With only around 13,000 cops remaining, Chicago’s 117,000 gang members now outnumber officers by roughly 10 to one, at a time when the Windy City is facing a surge in homicides and shootings.
“We’ve never seen an increase like that. Previously the biggest one-year increase in murder was a 12.5% increase in the 1960s,” statistician and crime analyst Jeff Asher said recently. “We’re really talking about unprecedented increases in murder.”
In St. Louis, Missouri, the city saw the highest homicide rate in 50 years at 87 killings per 100,000 residents. Asher says that’s one of the highest murder rates ever recorded in a U.S. city.
To put this into perspective, Rio De Janeiro has a homicide rate of approximately 29 per 100,000 people, and the murder rate there as well as other third world cities has remained relatively stable throughout the pandemic.
Using the FBI data, Asher concluded that the murder rate for 2020 was approximately 6.5 per 100,000 people. Not since 1998 has the country seen a murder rate that high.
Additionally, according to the data, the black share of known homicide offenders rose to a record of almost 60%, with the same demographic committing over 50% of all violent crimes. for the year.
While the number of known murder offenders increased by 17.3 percent, the number of unknown murder offenders grew 36.0%. Murders in black neighborhoods tend to have the lowest clearance rate, and overall, around 50% of all violent crime goes unsolved.
As per every year, the FBI statistics combined Hispanics and non-Hispanic whites together into one category, blurring the racial breakdown of known crime offenders for some analysts.
According to the same data, anti-white hate crimes are the second most common hate crime category. The data also show that black offenders of hate crimes occurred at over twice the rate per 100,000 people than hate crimes committed by white offenders.
For hate crimes specifically, the recent FBI dataset tallies reported hate crimes, not the number of hate crimes proven in court.
According to Real Clear Investigations:

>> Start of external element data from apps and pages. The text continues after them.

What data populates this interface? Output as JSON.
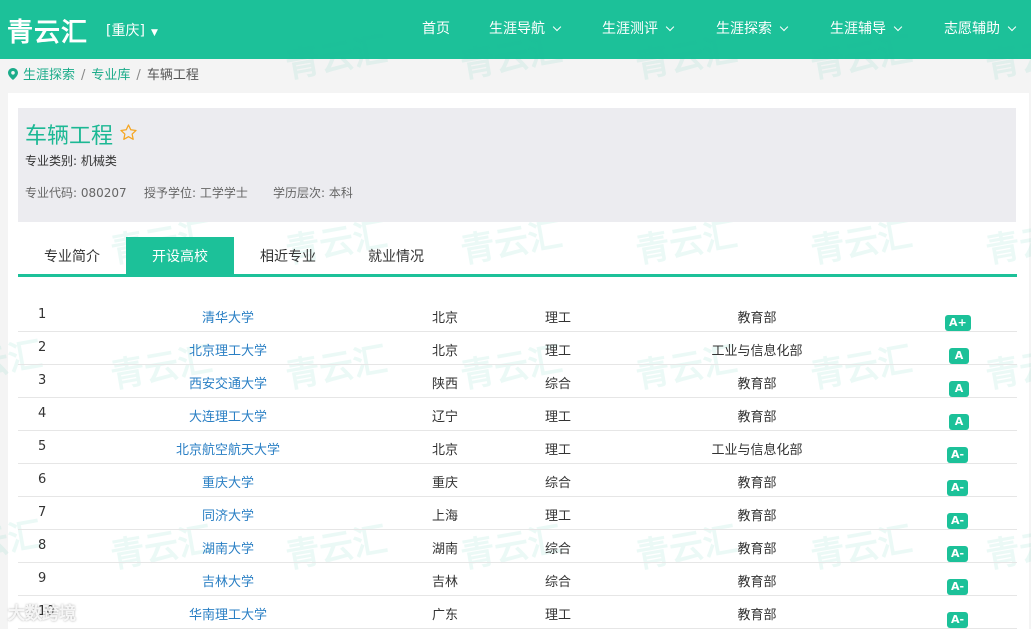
{
  "header": {
    "logo": "青云汇",
    "city": "[重庆]",
    "nav": [
      {
        "label": "首页",
        "dropdown": false
      },
      {
        "label": "生涯导航",
        "dropdown": true
      },
      {
        "label": "生涯测评",
        "dropdown": true
      },
      {
        "label": "生涯探索",
        "dropdown": true
      },
      {
        "label": "生涯辅导",
        "dropdown": true
      },
      {
        "label": "志愿辅助",
        "dropdown": true
      }
    ]
  },
  "breadcrumb": [
    "生涯探索",
    "专业库",
    "车辆工程"
  ],
  "major": {
    "name": "车辆工程",
    "category": "专业类别: 机械类",
    "code": "专业代码: 080207",
    "degree": "授予学位: 工学学士",
    "level": "学历层次: 本科"
  },
  "tabs": [
    "专业简介",
    "开设高校",
    "相近专业",
    "就业情况"
  ],
  "active_tab": 1,
  "universities": [
    {
      "num": "1",
      "name": "清华大学",
      "city": "北京",
      "type": "理工",
      "dept": "教育部",
      "grade": "A+"
    },
    {
      "num": "2",
      "name": "北京理工大学",
      "city": "北京",
      "type": "理工",
      "dept": "工业与信息化部",
      "grade": "A"
    },
    {
      "num": "3",
      "name": "西安交通大学",
      "city": "陕西",
      "type": "综合",
      "dept": "教育部",
      "grade": "A"
    },
    {
      "num": "4",
      "name": "大连理工大学",
      "city": "辽宁",
      "type": "理工",
      "dept": "教育部",
      "grade": "A"
    },
    {
      "num": "5",
      "name": "北京航空航天大学",
      "city": "北京",
      "type": "理工",
      "dept": "工业与信息化部",
      "grade": "A-"
    },
    {
      "num": "6",
      "name": "重庆大学",
      "city": "重庆",
      "type": "综合",
      "dept": "教育部",
      "grade": "A-"
    },
    {
      "num": "7",
      "name": "同济大学",
      "city": "上海",
      "type": "理工",
      "dept": "教育部",
      "grade": "A-"
    },
    {
      "num": "8",
      "name": "湖南大学",
      "city": "湖南",
      "type": "综合",
      "dept": "教育部",
      "grade": "A-"
    },
    {
      "num": "9",
      "name": "吉林大学",
      "city": "吉林",
      "type": "综合",
      "dept": "教育部",
      "grade": "A-"
    },
    {
      "num": "10",
      "name": "华南理工大学",
      "city": "广东",
      "type": "理工",
      "dept": "教育部",
      "grade": "A-"
    }
  ],
  "watermark": "青云汇",
  "corner_watermark": "大数跨境",
  "colors": {
    "accent": "#1cc199",
    "link": "#2a7fc4",
    "star": "#f5a623"
  }
}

“The recent FBI dataset tallies reported hate crimes, not the number proven in court. It’s unknown whether the “true” number of hate crimes committed in 2020 is higher or lower than the FBI’s reported total. On one hand, not all crimes are reported to police, which could lead to undercounting. On the other, it’s likely that some portion of reported hate crimes would not withstand legal scrutiny, meaning the FBI’s figures might be inflated.”
On average, black Americans commit hate crimes at a rate that is three times higher than whites per 100,000 according to FBI crime data from the five previous years.

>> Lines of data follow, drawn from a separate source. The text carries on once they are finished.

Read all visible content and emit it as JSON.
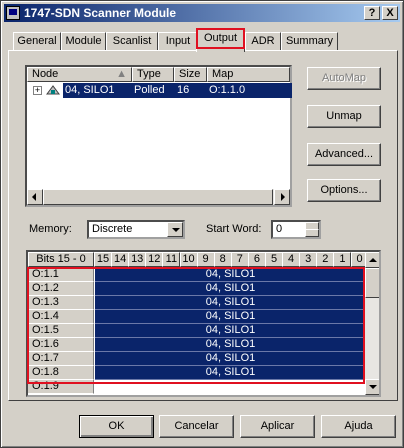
{
  "window": {
    "title": "1747-SDN Scanner Module",
    "help_btn": "?",
    "close_btn": "X"
  },
  "tabs": [
    {
      "label": "General"
    },
    {
      "label": "Module"
    },
    {
      "label": "Scanlist"
    },
    {
      "label": "Input"
    },
    {
      "label": "Output",
      "active": true
    },
    {
      "label": "ADR"
    },
    {
      "label": "Summary"
    }
  ],
  "device_list": {
    "columns": [
      "Node",
      "Type",
      "Size",
      "Map"
    ],
    "rows": [
      {
        "node": "04, SILO1",
        "type": "Polled",
        "size": "16",
        "map": "O:1.1.0",
        "selected": true
      }
    ]
  },
  "side_buttons": {
    "automap": "AutoMap",
    "unmap": "Unmap",
    "advanced": "Advanced...",
    "options": "Options..."
  },
  "memory": {
    "label": "Memory:",
    "value": "Discrete"
  },
  "start_word": {
    "label": "Start Word:",
    "value": "0"
  },
  "bit_grid": {
    "header_label": "Bits 15 - 0",
    "bits": [
      "15",
      "14",
      "13",
      "12",
      "11",
      "10",
      "9",
      "8",
      "7",
      "6",
      "5",
      "4",
      "3",
      "2",
      "1",
      "0"
    ],
    "rows": [
      {
        "word": "O:1.1",
        "value": "04, SILO1"
      },
      {
        "word": "O:1.2",
        "value": "04, SILO1"
      },
      {
        "word": "O:1.3",
        "value": "04, SILO1"
      },
      {
        "word": "O:1.4",
        "value": "04, SILO1"
      },
      {
        "word": "O:1.5",
        "value": "04, SILO1"
      },
      {
        "word": "O:1.6",
        "value": "04, SILO1"
      },
      {
        "word": "O:1.7",
        "value": "04, SILO1"
      },
      {
        "word": "O:1.8",
        "value": "04, SILO1"
      },
      {
        "word": "O:1.9",
        "value": ""
      }
    ]
  },
  "footer": {
    "ok": "OK",
    "cancel": "Cancelar",
    "apply": "Aplicar",
    "help": "Ajuda"
  },
  "colors": {
    "selection": "#0a246a",
    "highlight_box": "#e01020",
    "face": "#d4d0c8"
  }
}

Traditionally, white Americans are far more often victims of interracial crime than any other group. In 2018, The Bureau of Justice Statistics released their survey of criminal victimization, breaking down 593,598 interracial violence between blacks and whites. Black Americans committed 537,204 of those interracial felonies or 90 percent, and white Americans committed 56,394 of them or less than 10 percent.
In 2012-13, then-President Obama’s DOJ recorded that black Americans committed 85 percent of all interracial victimizations between blacks and whites; white Americans only committed around 15 percent.
Furthermore, despite making up only 13.4% of the American population, black Americans commit more than double the amount of interracial homicides on white Americans, who make up 60.4% of the American population.
In July of 2021, MSNBC Anchor Chris Hayes definitively declared on his show that increased gun sales are what’s driving the spike in violent crime we’ve seen over the last year or so.
The idea that increased gun sales are responsible for the surge in violent crime across the country has been debunked by academic studies. In fact, the results of one study were even reported by the left-leaning paper, The Guardian.
Through July of last year, there was no clear association between the increase in firearm purchases and the increase in most interpersonal gun violence at the state level, according to a new study published in Injury Epidemiology, a peer-reviewed scientific journal.